* Data
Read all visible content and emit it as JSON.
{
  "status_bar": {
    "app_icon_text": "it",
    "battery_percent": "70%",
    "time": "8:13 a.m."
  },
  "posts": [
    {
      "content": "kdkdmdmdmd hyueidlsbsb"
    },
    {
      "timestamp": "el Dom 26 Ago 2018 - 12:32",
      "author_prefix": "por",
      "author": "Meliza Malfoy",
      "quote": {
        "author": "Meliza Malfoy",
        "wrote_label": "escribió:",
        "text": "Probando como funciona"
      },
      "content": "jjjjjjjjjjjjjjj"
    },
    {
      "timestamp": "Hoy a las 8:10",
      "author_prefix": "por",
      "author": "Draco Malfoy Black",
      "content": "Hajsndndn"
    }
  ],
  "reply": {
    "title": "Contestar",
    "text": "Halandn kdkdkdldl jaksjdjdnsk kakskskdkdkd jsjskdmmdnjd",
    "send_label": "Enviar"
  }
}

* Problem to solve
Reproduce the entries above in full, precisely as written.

* Task answer
Read all visible content and emit it as JSON.
{
  "status_bar": {
    "app_icon_text": "it",
    "battery_percent": "70%",
    "time": "8:13 a.m."
  },
  "posts": [
    {
      "content": "kdkdmdmdmd hyueidlsbsb"
    },
    {
      "timestamp": "el Dom 26 Ago 2018 - 12:32",
      "author_prefix": "por",
      "author": "Meliza Malfoy",
      "quote": {
        "author": "Meliza Malfoy",
        "wrote_label": "escribió:",
        "text": "Probando como funciona"
      },
      "content": "jjjjjjjjjjjjjjj"
    },
    {
      "timestamp": "Hoy a las 8:10",
      "author_prefix": "por",
      "author": "Draco Malfoy Black",
      "content": "Hajsndndn"
    }
  ],
  "reply": {
    "title": "Contestar",
    "text": "Halandn kdkdkdldl jaksjdjdnsk kakskskdkdkd jsjskdmmdnjd",
    "send_label": "Enviar"
  }
}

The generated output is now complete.